Very sad news - R.I.P. Capt Pete Williams - A Gentleman
I am very sad to hear the news of the passing of Pete Williams. I worked with him in Excel Airways and XL Airways. He was a real gentleman and a brilliant Trainer for whom I had the greatest respect. I endorse 747 Downwind - a "Real" trainer and not a checker. A very sensible operator of XLs FDM. It was used so that everyone could learn, and you could always ask for a printout of any flight details.He sounds like quite "a lad" in his early days. I am truly sorry to learn of his suffering and hope that he is now at peace. My condolences to his family. RIP.
I was so sorry to come across this very sad news by accident regarding Peter, whilst trying to track other f/d for an airline re union which i am helping with..
I am ex Sunways cc..and flew with Peter way back then...in the good old days of Sunways in Turkey and Scandinavia...
I have passed on the sad news to the old Sunways crews via a group on facebook... https://www.facebook.com/groups/4660...ps/4660787539/
He was a True Gentleman and Absolute Pleasure to fly with....(well was old school..and you can't get better than that xxx)
Please pass on from all Sunways... ex cabin crew deepest sympathies to his family...and let them know how highly he was regarded and loved by us all xxx
Our dear Peter In July I travelled to be with my brother Peter in Switzerland..Zurich..so that he could end his days together with me, his wife and her sister at a special place called Dignitas. He was suffering from the disease PSP innocent sounding initials that stand for Progressive Supranuclear Palsy. It is really up there with the very worst of the degenerative diseases that man can suffer from and involves great indignities...and with him it was fast. Peter could not countenance such a miserable end to his life and therefore chose to have a controlled and dignified ending. It was very peaceful and his courage and calm were inspirational..I cannot begin to describe how focused and certain he was that this was the right choice for him. In the week leading up to the fateful day we had a lot of laughter and story telling. It was profoundly surreal and we simply shared a strong desire to make sure nothing stopped him in his intent. We walked with Pete in his wheelchair, the many paths along the lake, we drank cool beers and delicious wines..we had fun and laughed and wept. The last day was as good as ever it could have been..really At the clinic the two people who took care of us were an older man and woman..very lovely, kind and caring people who were nothing but sensitive primarily to Peter. They new all our names and our relationship to each other. They made emotional and physical space for us..there was no sense of rush. Peter set the pace. He was surrounded by love and held in our arms...what more could any of us wish for. We are now home...shattered but so glad he is in peace.
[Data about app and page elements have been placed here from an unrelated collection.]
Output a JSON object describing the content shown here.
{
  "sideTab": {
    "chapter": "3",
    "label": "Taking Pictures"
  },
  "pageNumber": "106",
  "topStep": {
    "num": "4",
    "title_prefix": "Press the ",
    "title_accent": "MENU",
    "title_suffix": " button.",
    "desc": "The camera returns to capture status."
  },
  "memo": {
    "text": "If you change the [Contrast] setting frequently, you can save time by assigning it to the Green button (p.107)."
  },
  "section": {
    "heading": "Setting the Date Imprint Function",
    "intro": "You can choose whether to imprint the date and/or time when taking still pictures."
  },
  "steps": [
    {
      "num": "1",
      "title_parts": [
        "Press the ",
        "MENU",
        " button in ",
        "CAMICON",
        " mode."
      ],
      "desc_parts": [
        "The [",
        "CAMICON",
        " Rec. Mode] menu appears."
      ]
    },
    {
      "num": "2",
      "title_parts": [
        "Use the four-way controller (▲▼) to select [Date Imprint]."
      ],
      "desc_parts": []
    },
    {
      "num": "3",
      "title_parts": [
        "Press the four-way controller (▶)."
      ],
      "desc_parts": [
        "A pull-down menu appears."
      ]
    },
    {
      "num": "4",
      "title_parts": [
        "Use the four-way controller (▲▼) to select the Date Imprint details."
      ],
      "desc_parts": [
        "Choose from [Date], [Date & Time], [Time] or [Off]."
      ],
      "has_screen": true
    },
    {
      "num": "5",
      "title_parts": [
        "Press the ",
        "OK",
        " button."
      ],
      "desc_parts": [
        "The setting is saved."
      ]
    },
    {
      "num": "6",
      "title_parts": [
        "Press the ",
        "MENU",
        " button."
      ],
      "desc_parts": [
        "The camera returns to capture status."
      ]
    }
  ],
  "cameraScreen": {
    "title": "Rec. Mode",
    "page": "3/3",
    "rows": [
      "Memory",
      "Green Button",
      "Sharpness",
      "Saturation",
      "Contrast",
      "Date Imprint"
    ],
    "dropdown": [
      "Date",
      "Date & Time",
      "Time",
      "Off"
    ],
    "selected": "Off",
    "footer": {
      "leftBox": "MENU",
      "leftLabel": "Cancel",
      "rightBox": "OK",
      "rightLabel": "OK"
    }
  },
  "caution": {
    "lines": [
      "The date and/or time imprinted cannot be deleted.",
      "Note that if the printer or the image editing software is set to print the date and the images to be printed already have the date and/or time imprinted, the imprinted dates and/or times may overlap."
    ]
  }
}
Now I am determined to do as much as I can to shine light on this as an ethical and viable option for people suffering from any of these dreadful complaints that make life unendurable. We must change the law so that sick people do not need to travel to foreign and it has to be said expensive lands, in order to die quietly and with dignity at a time of their choosing. It cost a lot of money it's a fact. That is another issue that should be addressed when we tackle the legalities and logistics of setting up something in the UK. There was no question of anyone doing this to or for him..Dignitas provided a safe professional place with experienced professionals on hand to help him reach the conclusion he desired so strongly.
This was not euthanasia..no one put a stop to his life which is another thing entirely. This assisted dying..for that is what it is..allows a person to end their own life within a safe framework. Not an easy option by any means but when the alternative is too horrific for an individual to countenance then it must become a legal way out.